═════ Source material

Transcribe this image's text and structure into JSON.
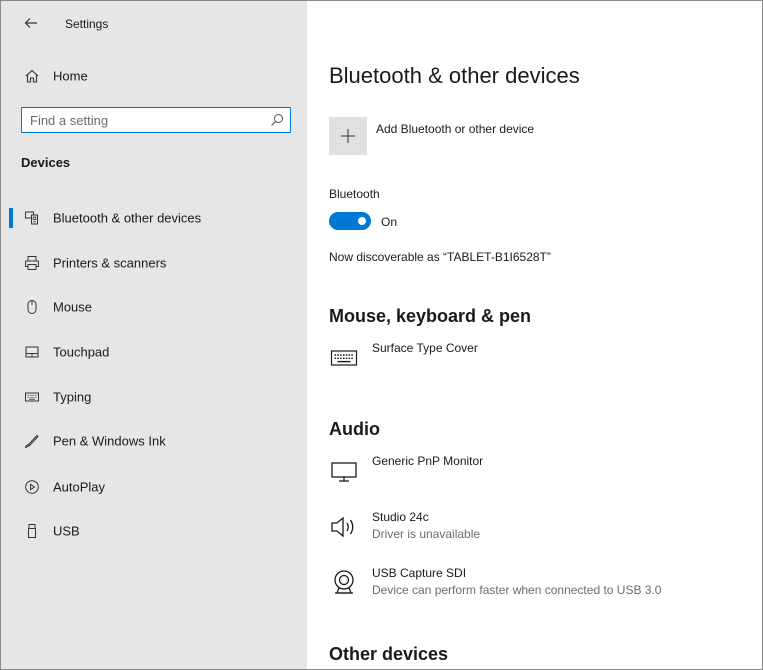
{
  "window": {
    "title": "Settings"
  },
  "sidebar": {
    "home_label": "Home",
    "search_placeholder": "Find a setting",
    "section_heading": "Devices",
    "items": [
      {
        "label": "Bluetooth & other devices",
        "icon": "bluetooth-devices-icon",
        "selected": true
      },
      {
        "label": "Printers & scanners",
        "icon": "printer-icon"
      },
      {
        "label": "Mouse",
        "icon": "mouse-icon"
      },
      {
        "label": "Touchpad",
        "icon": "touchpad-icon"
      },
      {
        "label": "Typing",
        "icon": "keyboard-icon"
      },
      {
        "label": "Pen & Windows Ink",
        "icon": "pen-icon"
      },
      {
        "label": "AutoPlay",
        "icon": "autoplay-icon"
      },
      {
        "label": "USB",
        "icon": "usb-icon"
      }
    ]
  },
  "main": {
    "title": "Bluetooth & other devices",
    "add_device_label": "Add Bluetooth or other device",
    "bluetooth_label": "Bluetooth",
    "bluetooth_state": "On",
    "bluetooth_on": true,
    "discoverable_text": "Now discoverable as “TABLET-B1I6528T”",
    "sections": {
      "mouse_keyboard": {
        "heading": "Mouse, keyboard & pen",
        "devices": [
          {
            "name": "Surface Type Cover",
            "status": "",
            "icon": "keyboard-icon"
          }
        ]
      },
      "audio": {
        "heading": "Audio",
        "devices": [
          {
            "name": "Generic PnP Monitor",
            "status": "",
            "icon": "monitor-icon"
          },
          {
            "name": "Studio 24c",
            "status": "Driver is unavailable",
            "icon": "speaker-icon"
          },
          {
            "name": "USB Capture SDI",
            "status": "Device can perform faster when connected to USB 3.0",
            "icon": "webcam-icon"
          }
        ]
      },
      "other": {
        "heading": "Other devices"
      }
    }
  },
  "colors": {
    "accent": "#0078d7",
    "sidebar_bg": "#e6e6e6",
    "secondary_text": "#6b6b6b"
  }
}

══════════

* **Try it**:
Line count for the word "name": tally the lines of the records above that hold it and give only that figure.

* **Response for this exercise**:
4